If he is about to finish highschool, it means that he already has some point as to where he is about to serve and what will be his profession there. Does he feel satisfied with the army decision that chose that profession for him?

There are many youngs that wanted to have a certain job in the army, but the army decided otherwise and it could drag a potentially highly motivated soldier-wannabe into a "sluggish" soldier that might even try to "skip" the army due to disappointment.

I found a link about IDF (http://dover.idf.il/IDF/English) and its in english. Perhaps it might prove useful for you. :)

errantruth
06-17-2009, 02:39 PM
interesting! :)

So the MC sees his move to Israel as a temporary one, and he's still getting his PhD, so although he's still recruitable, he wouldn't be pushed into service. So that works and is fortunate for him. :)

In terms of the retired IDF contact, EdwardL could answer you more from a sense of being there. I'd bet there'd be a little shadow of reserve in being completely open with (MC) him or opening other contacts completely for him, just because there's an entire culture, values, historical memory etc that your MC won't share with the retiree.

It might help to also see if you can't find and read any biographies by famous Israelis that either worked in the army or else go into that part of their lives...so you can "feel" what your IDF retiree would be thinking...What sort of route he'd go to make decisions, etc...

It sounds like an awesome story! :) :) :)

~ R :)

Noah Body
06-17-2009, 04:18 PM
Edward, you provided some outstanding info!

EdwardL
06-17-2009, 05:30 PM
Why thank you Noah! :D

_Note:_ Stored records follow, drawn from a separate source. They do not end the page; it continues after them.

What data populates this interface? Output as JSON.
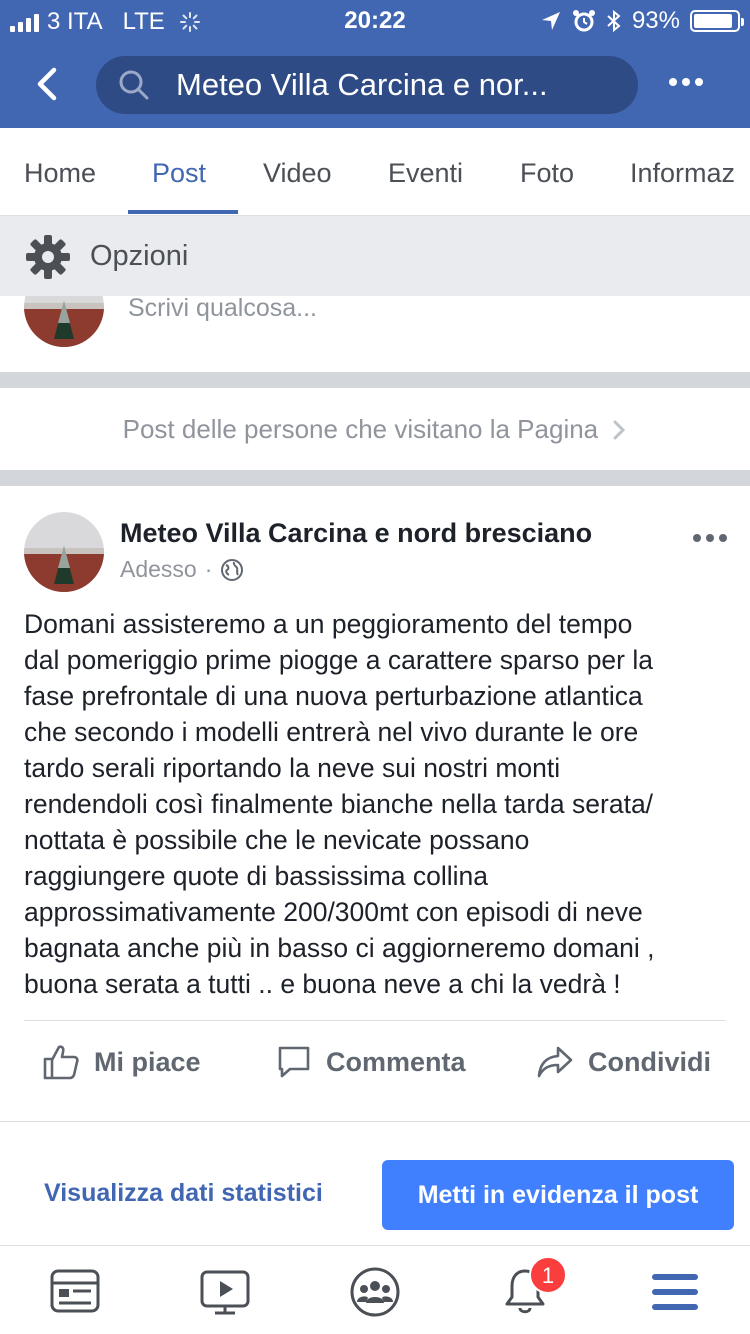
{
  "status_bar": {
    "carrier": "3 ITA",
    "network": "LTE",
    "time": "20:22",
    "battery": "93%"
  },
  "header": {
    "search_text": "Meteo Villa Carcina e nor..."
  },
  "tabs": [
    {
      "label": "Home"
    },
    {
      "label": "Post",
      "active": true
    },
    {
      "label": "Video"
    },
    {
      "label": "Eventi"
    },
    {
      "label": "Foto"
    },
    {
      "label": "Informaz"
    }
  ],
  "options": {
    "label": "Opzioni"
  },
  "composer": {
    "placeholder": "Scrivi qualcosa..."
  },
  "visitors_link": {
    "label": "Post delle persone che visitano la Pagina"
  },
  "post": {
    "author": "Meteo Villa Carcina e nord bresciano",
    "time": "Adesso",
    "separator": "·",
    "text": "Domani assisteremo a un peggioramento del tempo\ndal pomeriggio prime piogge a carattere sparso per la\nfase prefrontale di una nuova perturbazione atlantica\nche secondo i modelli entrerà nel vivo durante le ore\ntardo serali riportando la neve sui nostri monti\nrendendoli così finalmente bianche nella tarda serata/\nnottata è possibile che le nevicate possano\nraggiungere quote di bassissima collina\napprossimativamente 200/300mt con episodi di neve\nbagnata anche più in basso ci aggiorneremo domani ,\nbuona serata a tutti .. e buona neve a chi la vedrà !",
    "actions": {
      "like": "Mi piace",
      "comment": "Commenta",
      "share": "Condividi"
    }
  },
  "footer_actions": {
    "insights": "Visualizza dati statistici",
    "boost": "Metti in evidenza il post"
  },
  "bottom_bar": {
    "notifications_badge": "1"
  },
  "colors": {
    "brand_blue": "#4267b2",
    "boost_blue": "#4080ff",
    "badge_red": "#fa3e3e"
  }
}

raburrell
06-18-2009, 12:45 AM
interesting! :)
In terms of the retired IDF contact, EdwardL could answer you more from a sense of being there. I'd bet there'd be a little shadow of reserve in being completely open with (MC) him or opening other contacts completely for him, just because there's an entire culture, values, historical memory etc that your MC won't share with the retiree.
Yes, that's what I was thinking as well. I do have some personal experience I can draw on there with friends who've served in the US Armed Forces


It might help to also see if you can't find and read any biographies by famous Israelis that either worked in the army or else go into that part of their lives...so you can "feel" what your IDF retiree would be thinking...What sort of route he'd go to make decisions, etc...

I'm currently reading Gideon's Spies, which is a history of the Mossad, and I'm definitely looking around for something on the IDF as well. If anyone has a suggestion, I'd be very grateful.


It sounds like an awesome story! :) :) :)

Thanks! Now if I can ever finish editing my first one lol



I was glad to help. :)
There are many youngs that wanted to have a certain job in the army, but the army decided otherwise and it could drag a potentially highly motivated soldier-wannabe into a "sluggish" soldier that might even try to "skip" the army due to disappointment.

Interesting thought... I haven't figured out much about him yet, but you're definitely giving me ideas. It's even the kind of thing someone could use as leverage against the MC.


I found a link about IDF (http://dover.idf.il/IDF/English) and its in english. Perhaps it might prove useful for you. :)
It did! Once again... thank you.